There are quite a number of online guides about how to hide your real IP and/or access online services your network provider normally does not allow (but it needs to allow WireGuard, which is not always the case). Most of them focus on 2 use cases: either routing all your traffic through WireGuard or accessing a private network from outside of it.
How about using WireGuard for certain softwares or websites only?
If you know your way through
network-manager and the likes, there
are probably many options, but I'll share here what my setup is.
This is probably trivial to some of you, but my first issue was that I wanted to set up
the WireGuard network interface, but not use it by default.
I am not alone, and found out that the key was to add
Table = off" to the
[interface] section of the config, eg:
[Interface] PrivateKey = *** Address = x.x.x.x/32,x:x:x:x::x:x/128 Table = off # <- this is the important part [Peer] PublicKey = *** AllowedIPs = 0.0.0.0/0,::0/0 Endpoint = wireguard-server.example.lol:51820
NB: unlike in most example setups you can find online, I also removed the DNS line because I'm fine not making DNS requests through wireguard but depending on what you are trying to achieve, this might not be OK for you.
If you use a software that allows you to choose which network inteface it uses, like curl or qbittorrent, this is all you need! But wait, most software do not let you choose it, so what to do for others? I do not have a general answer to that, but apparently it is possible with black magic/network namespaces incantations.

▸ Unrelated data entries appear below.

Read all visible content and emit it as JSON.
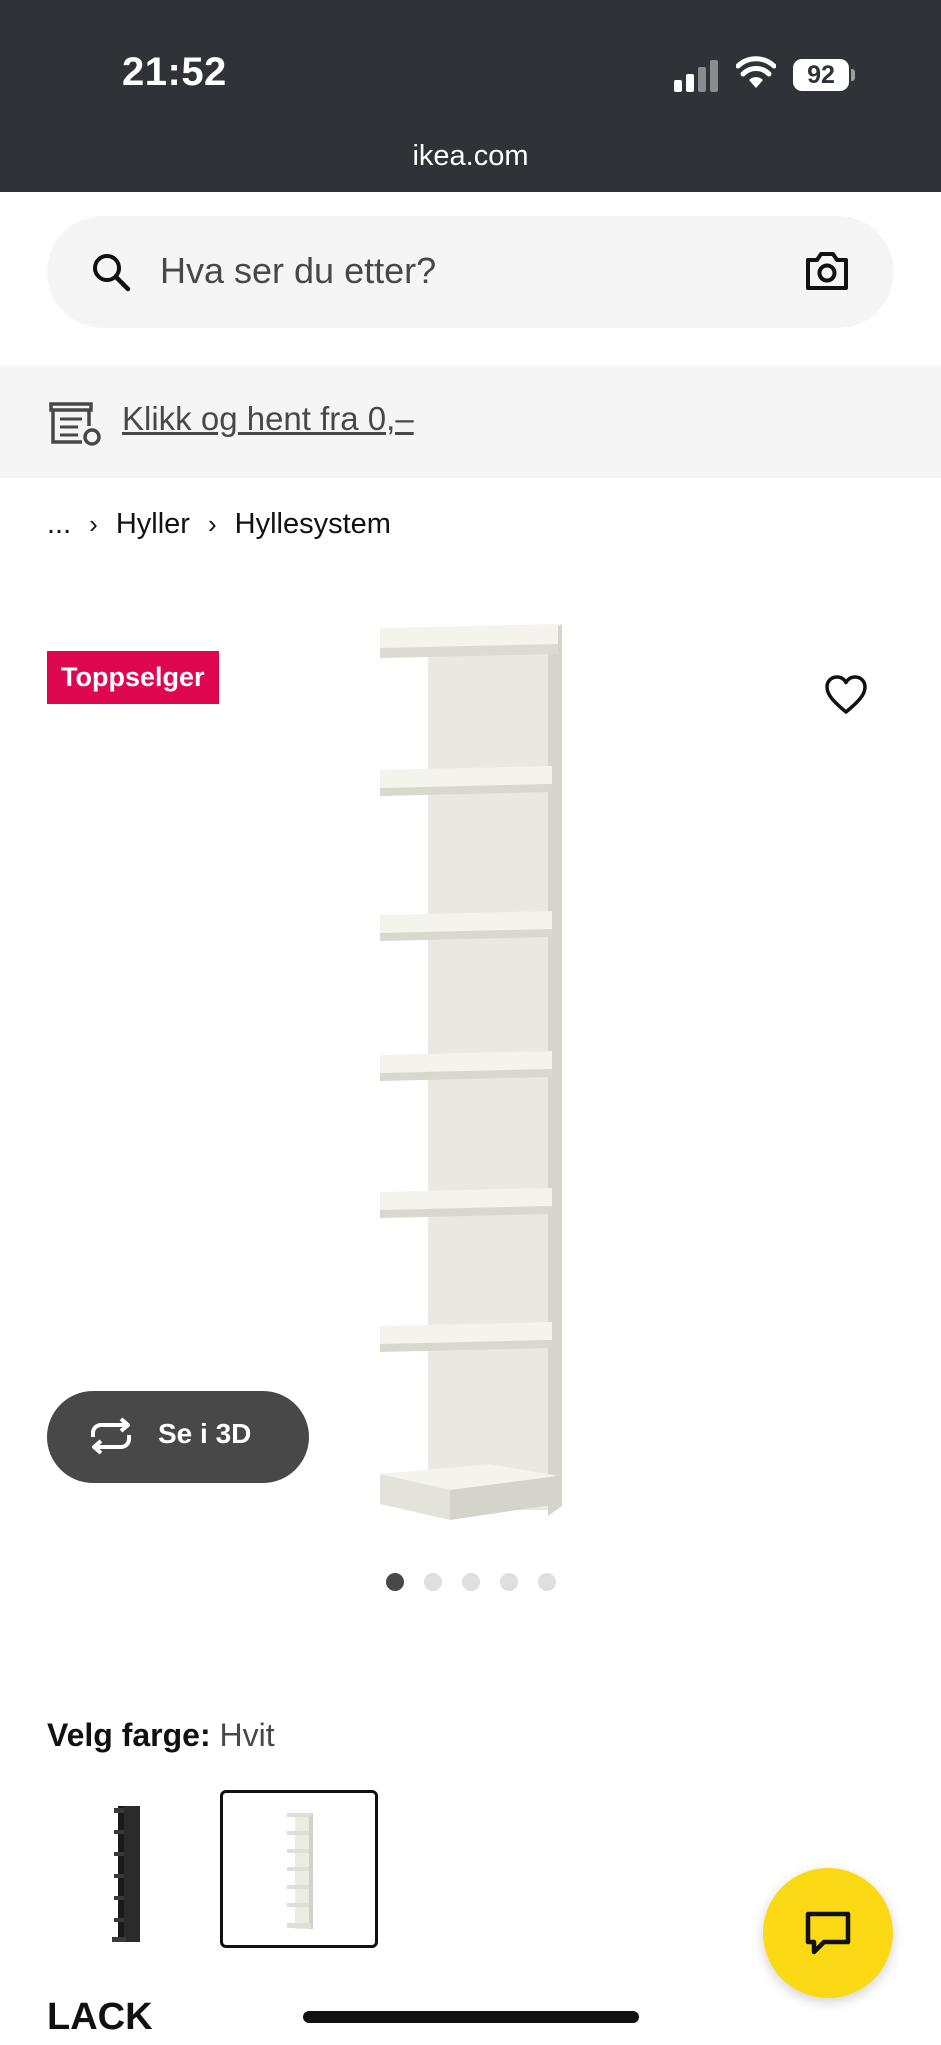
{
  "status_bar": {
    "time": "21:52",
    "battery": "92",
    "url": "ikea.com"
  },
  "search": {
    "placeholder": "Hva ser du etter?",
    "icon": "search-icon",
    "camera_icon": "camera-icon"
  },
  "promo": {
    "icon": "store-icon",
    "link": "Klikk og hent fra 0,–"
  },
  "breadcrumb": {
    "items": [
      "...",
      "Hyller",
      "Hyllesystem"
    ]
  },
  "product": {
    "badge": "Toppselger",
    "view_3d_label": "Se i 3D",
    "image_count": 5,
    "active_image_index": 0,
    "color_label": "Velg farge:",
    "color_value": "Hvit",
    "color_options": [
      "black-brown",
      "white"
    ],
    "selected_color": "white",
    "name": "LACK"
  },
  "colors": {
    "status_bar_bg": "#2f3236",
    "badge_bg": "#e00751",
    "chat_button_bg": "#fbd914",
    "button_3d_bg": "#484848",
    "search_bg": "#f5f5f5"
  }
}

But I didn´t really need that, instead what I needed was to make a container use the WireGuard interface exclusively.
It turns out this is not easily doable with podman, but the internet is a wonderful
When I asked on unix.stackexchange,
an awesome stranger came up with a little C program to use in conjunction with
to achieve what I wanted.
After downloading and building it following the instructions given by this
awesome stranger, place
/usr/local/lib, save the following script
/usr/local/bin/podman-wg and make it executable.
#!/bin/sh INTERFACE=$1 shift WRAPPER_BINDTODEVICE=$INTERFACE \ WRAPPER_INET=$(ip -4 -json addr show dev $INTERFACE | jq -r '..addr_info.local') \ LD_PRELOAD=/usr/local/lib/bindtodevicewrapper.so \ podman run --network=slirp4netns:outbound_addr=$INTERFACE "$@"
You can now launch a container that will use the WireGuard interface wg0 to communicate
with the outside world using
podman-wg wg0 [podman-options…].
Now, what if we want to access certain websites exclusively through this network interface?
With the FoxyProxy Firefox extension, you can define rules to use a proxy for certain websites. But how do you turn your network interface into a proxy for Firefox?
There is wireproxy, which seems nice but as far as I understood,
this does not re-use your existing interface.
I looked for something simpler and found soks.
It does not look maintained anymore, but it may be because it's simple and just works?
Anyway, it seemed to work fine for my use-case, so after building it with
make, I placed
soks binary in
/usr/local/bin and built a minimal systemd unit like this:
[Unit] Description=Soks [Service] # replace wg0 with the wireguard interface you want, # and the ip with your local network IP (eg 192.168.0.1) # if you want other devices in your local network to be # able to use this proxy ExecStart=/opt/soks/soks -i wg0 -l 127.0.0.1 -p 9784 [Install] WantedBy=multi-user.target
systemctl start --enable soks, add a new proxy SOCKS5 in FoxyProxy with
the address 127.0.0.1:9784, define rules for some websites,
and you're good to go!
It took me a little time to gather wrap my head around all of these, and I hope some of you will find it useful. I am not a security expert at all, so if something's bad in these advice, please contact me so I can correct this page and try to limit the damage I've done.